It was a miracle that our little group was even there that evening in the first place. Elisabet Idermark, a veteran Stockholm University professor who has been working in close collaboration with NSHSS for the seven years that the Nobel Week program has been running, worked her magic to obtain a few tickets to the exclusive party. The ten student tickets that she was able to snag were doled out via a “draw-from-the-hat” lottery system that any Nobel Week attendees who were 18 years or older could opt into. The chosen students and NSHSS staff members were given specific instructions on the white-tie dress code. Women were to wear floor-length gowns and men must arrive in a full tuxedo with tailcoats only. In the hours before the eleven o’clock start to the festivities, staff and student attendees gathered in the University Faculty Club to don gowns, tuxedos, makeup, hair pieces, and high heels, all while partaking in a celebratory champagne toast.

  

We then made the trek through ice and snow across the campus to wait in line for entrance to the affair. All that waiting outside in the cold was absolutely worth it when we made it inside. The party unfolded from room to room to even more rooms, each with a different sub theme under the overall theme of “MYSTERY.” Attendees explored a Venetian masquerade, a casino, a fortune teller’s cave, a secret garden, Area 51, a tree house, and even an underwater shipwreck.

 

Each room had its own themed snacks and drinks. At Area 51 for example, guests could drink funky neon-colored liquors from test tubes.

There was even a scavenger hunt with checkpoints and challenges throughout the venue that included meeting a fortune teller, playing a casino game, and interpreting a Morse code message. Like NSHSS attendee Brayden Berving said, “aside from feeling like James Bond in a casino and going on the hunt for clues, it was great to see people show their humanity--students, professors, Nobel laureates, and social elites all relaxing and just having a fun time.”

             

The venue was impeccably decorated, and the guests even more impeccably dressed. And of course, everyone in our little NSHSS group looked stunning!

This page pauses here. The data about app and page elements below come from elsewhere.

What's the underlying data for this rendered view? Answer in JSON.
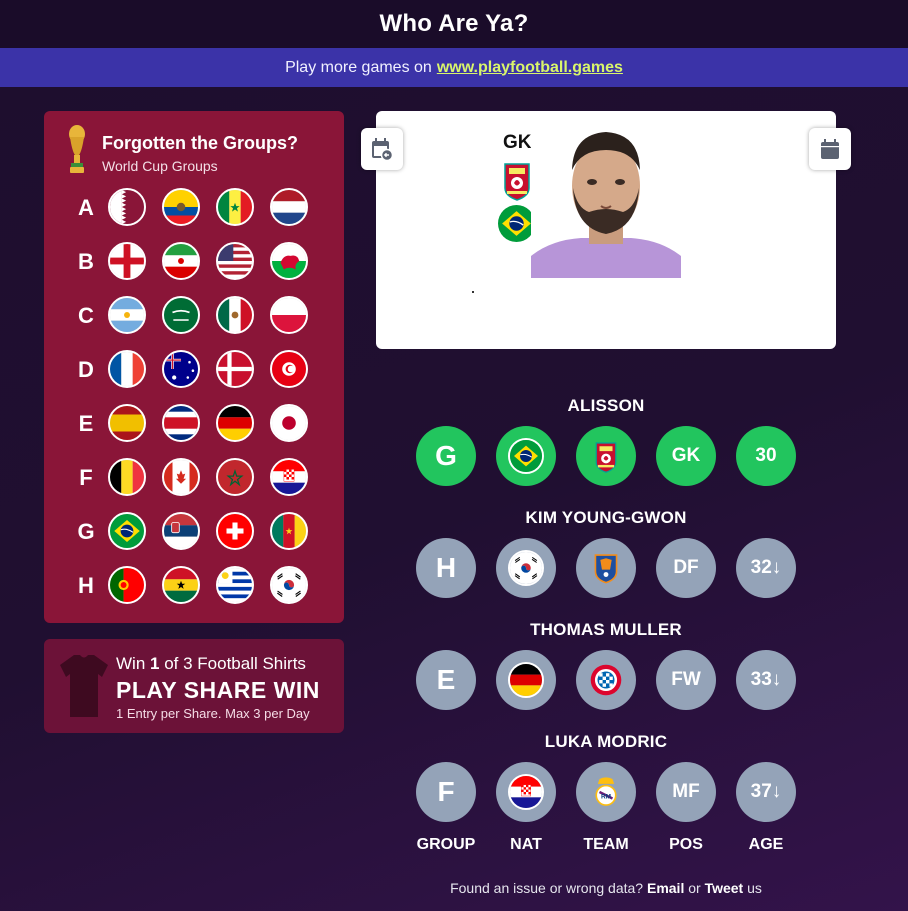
{
  "app": {
    "title": "Who Are Ya?"
  },
  "promo": {
    "text": "Play more games on",
    "link": "www.playfootball.games"
  },
  "groups_panel": {
    "title": "Forgotten the Groups?",
    "subtitle": "World Cup Groups",
    "groups": [
      {
        "letter": "A",
        "teams": [
          "qatar",
          "ecuador",
          "senegal",
          "netherlands"
        ]
      },
      {
        "letter": "B",
        "teams": [
          "england",
          "iran",
          "usa",
          "wales"
        ]
      },
      {
        "letter": "C",
        "teams": [
          "argentina",
          "saudi-arabia",
          "mexico",
          "poland"
        ]
      },
      {
        "letter": "D",
        "teams": [
          "france",
          "australia",
          "denmark",
          "tunisia"
        ]
      },
      {
        "letter": "E",
        "teams": [
          "spain",
          "costa-rica",
          "germany",
          "japan"
        ]
      },
      {
        "letter": "F",
        "teams": [
          "belgium",
          "canada",
          "morocco",
          "croatia"
        ]
      },
      {
        "letter": "G",
        "teams": [
          "brazil",
          "serbia",
          "switzerland",
          "cameroon"
        ]
      },
      {
        "letter": "H",
        "teams": [
          "portugal",
          "ghana",
          "uruguay",
          "south-korea"
        ]
      }
    ]
  },
  "shirts_promo": {
    "line1_pre": "Win ",
    "line1_num": "1",
    "line1_post": " of 3 Football Shirts",
    "line2": "PLAY SHARE WIN",
    "line3": "1 Entry per Share. Max 3 per Day"
  },
  "player_card": {
    "position": "GK",
    "club_icon": "liverpool-crest-icon",
    "nationality_icon": "brazil-flag-icon"
  },
  "guesses": [
    {
      "name": "ALISSON",
      "status": "green",
      "group": {
        "value": "G",
        "status": "green"
      },
      "nat": {
        "flag": "brazil",
        "status": "green"
      },
      "team": {
        "icon": "liverpool",
        "status": "green"
      },
      "pos": {
        "value": "GK",
        "status": "green"
      },
      "age": {
        "value": "30",
        "status": "green"
      }
    },
    {
      "name": "KIM YOUNG-GWON",
      "status": "gray",
      "group": {
        "value": "H",
        "status": "gray"
      },
      "nat": {
        "flag": "south-korea",
        "status": "gray"
      },
      "team": {
        "icon": "ulsan",
        "status": "gray"
      },
      "pos": {
        "value": "DF",
        "status": "gray"
      },
      "age": {
        "value": "32↓",
        "status": "gray"
      }
    },
    {
      "name": "THOMAS MULLER",
      "status": "gray",
      "group": {
        "value": "E",
        "status": "gray"
      },
      "nat": {
        "flag": "germany",
        "status": "gray"
      },
      "team": {
        "icon": "bayern",
        "status": "gray"
      },
      "pos": {
        "value": "FW",
        "status": "gray"
      },
      "age": {
        "value": "33↓",
        "status": "gray"
      }
    },
    {
      "name": "LUKA MODRIC",
      "status": "gray",
      "group": {
        "value": "F",
        "status": "gray"
      },
      "nat": {
        "flag": "croatia",
        "status": "gray"
      },
      "team": {
        "icon": "real-madrid",
        "status": "gray"
      },
      "pos": {
        "value": "MF",
        "status": "gray"
      },
      "age": {
        "value": "37↓",
        "status": "gray"
      }
    }
  ],
  "column_labels": [
    "GROUP",
    "NAT",
    "TEAM",
    "POS",
    "AGE"
  ],
  "footer": {
    "text": "Found an issue or wrong data?",
    "email": "Email",
    "or": "or",
    "tweet": "Tweet",
    "us": "us"
  },
  "colors": {
    "correct": "#22c55e",
    "wrong": "#94a3b8",
    "panel": "#8a1538",
    "promo_bar": "#3b33a8",
    "link": "#d9f56b"
  }
}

The night was filled with all sorts of interesting people with whom to dance and converse, including the Nobel laureates who were in attendance. Some of our team members met (and danced with!) the married duo Esther Duflo and Abhijit Banerjee, who were among the three winners of this year’s Prize in Economic Sciences. Personally, I was fortunate enough to meet Michel Mayor, one of the 2019 Prize winners in Physics, and speak to him in his native French. Another NSHSS student, Adolfo Sirias, said of the evening, “The Nobel Nightcap Party was a spectacular night full of joy, smiles, and delight. Every corner of the University of Stockholm’s Aula Magna was dressed as if the building possessed a life and throne. We were its invitees. Yet, what stuck to me is the fact that every sacrifice has its rewards. Who would have thought you can get a chance to party with a Nobel laureate? Thank you NSHSS and Mr. Banerjee and Ms. Duflo.”

I am also of the mind that the Nightcap Party was truly a once-in-a-lifetime privilege. It should be inspiring to anyone to be in the presence of Nobel laureates--individuals who have gone to great lengths to hand off a better world to the next generation. I am particularly proud that I was able to chaperone an incredible group of students to such a unique event. My hope for them is that they take that inspiration, hold it close to their hearts, and call upon it whenever their goals seem impossibly far away. Just as we celebrated the Nobel laureates that cold December evening, I hope they will celebrate each and every one of their achievements that work towards “the greatest benefit of humankind.